At a time when “blank canvases” dominate the industry, Tilberg defies convention with a number of tattoos, piercings, and earlobe gauges. In the last few years she has modeled for powerhouses Lanvin and Alexander Wang.
I personally love this photo of Tilberg on the cover of Marie Claire Italia circa October 2009. Amidst all the pink and purple text emerges a tough, soft-butchy lesbian in a black leather jacket with studded collar á la Dykes on Bikes.
2. Jenny Shimizu
I once saw butchy model Jenny Shimizu at a place forbidden to most models – a bakery. (Billy’s, actually, on 9th ave). I’m not sure if she ate anything, partly because turning my head any further would have led to me burning holes into her with my eyes.
Shimizu was working as a mechanic when Calvin Klein scouted her for their CK1 fragrance in the 90s. Short-haired and tattooed, she defied popular images of female models at that time – stick-thin with a coke habit.

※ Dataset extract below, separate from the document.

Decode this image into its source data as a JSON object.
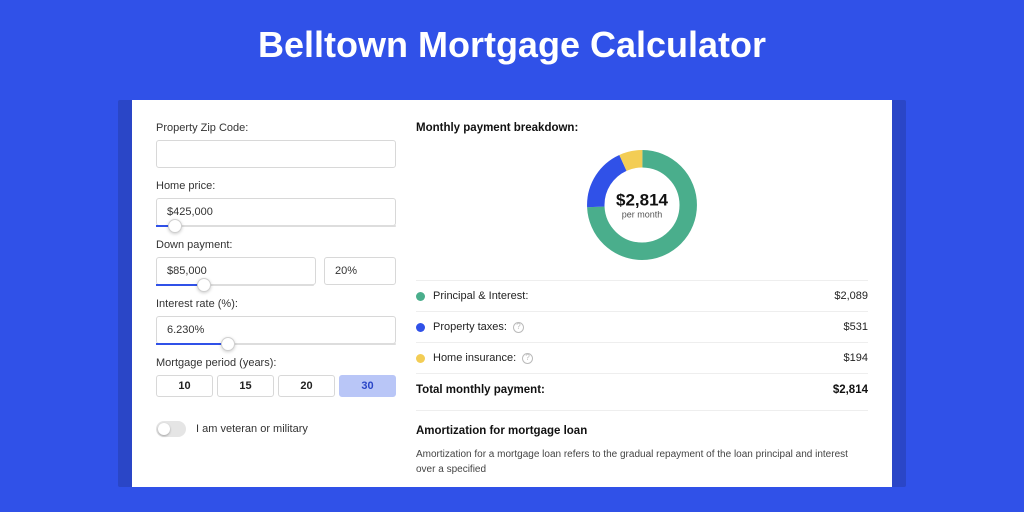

In interviews, she has confessed to having been in relationships with ambiguously queer celebs like Angelina Jolie and Madonna, for whom she would conduct regular “booty calls”. Although she has been laying low in modeling for some time, she had a shining moment last year when she walked the runway at Kenzo’s Menswear S/S 11 show in Paris.
1. Freja Beha Erichsen
To be honest, I didn’t really get Freja’s look at first – bulbous, skeletal, a bit asymmetrical – but over time I’ve learned to appreciate her somewhat unconventional face and tomboy edge. I especially love when she’s modeling for classically feminine brands like Chanel, for whom she’s served as the muse for the past several years.
Notice the tiny shadow of ink on the left side of her neck in the picture above. It adds just the right touch of roughness (and, well, lesbianism) to the look. C’est magnifique!